Plants usually annual, rarely longer-lived; often glaucous; densely tufted, tuft bases narrow, sterile shoots few, not stoloniferous, not rhizomatous. Basal branching both intra- and extravaginal. Culms 20-60(70) cm, erect or geniculate at the base; nodes terete, usually 1-3 exserted. Sheaths closed for 1/2-1/4 their length, usually compressed and keeled, usually smooth, infrequently scabrous; ligules 2.5-7 mm, smooth or scabrous, usually decurrent, obtuse to acute; blades 1.5-5 mm wide, usually flat, rarely folded, lax, soft, smooth or sparsely scabrous, margins scabrous, apices broadly prow-shaped, cauline blades 3-15 cm, flag leaf blades 1-4 cm. Panicles (5)10-15(25) cm long, 1/4-1/2 the plant height, usually erect, infrequently slightly nodding, usually eventually open, sometimes interrupted, sparse, with 1-3(5) branches per node; branches initially erect and straight, usually some eventually spreading or reflexed, smooth or sparsely to moderately scabrous. Spikelets (3)4-7 mm, laterally compressed; florets 2-3(4); rachilla internodes usually 1-1.2+ mm, smooth or sparsely scabrous, glabrous. Glumes unequal, distinctly shorter than the adjacent lemmas, distinctly keeled, keels smooth or sparsely scabrous; lower glumes 1-3-veined, 1/2 - 2/3 the length of the upper glume, 1/2 - 2/3 the length of the lowest lemmas; upper glumes shorter than or subequal to the lowest lemmas; calluses of some or all florets sparsely webbed; lemmas 2.5-4 mm, lanceolate to narrowly lanceolate, distinctly keeled, smooth or scabrous throughout, glabrous, lateral veins obscure to moderately prominent, apices narrowly acute, usually anthocyanic near the tip; palea keels sparsely scabrous; anthers 3, 0.5-1(1.8) mm. 2n = 28.
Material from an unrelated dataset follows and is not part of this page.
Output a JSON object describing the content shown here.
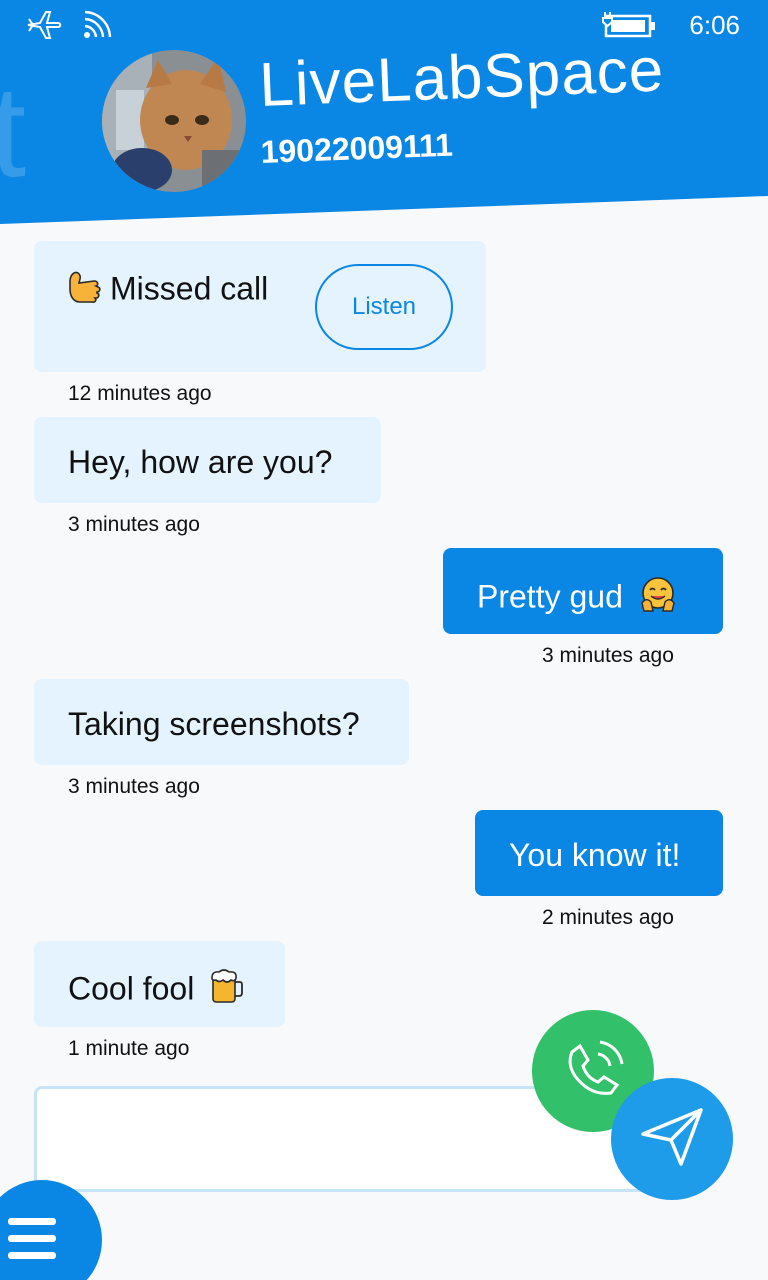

Wash., B.C., Utah, Calif., Idaho, Oreg., Nev.
Poa bolanderi grows mainly in pine to fir forest openings of mountain slopes in the western United States, from Washington to California and Utah. It differs from P. howellii (see below) in having smooth to scabrous, rather than puberulent, lemmas; it also grows at higher elevations, mostly at 1500-3000 m.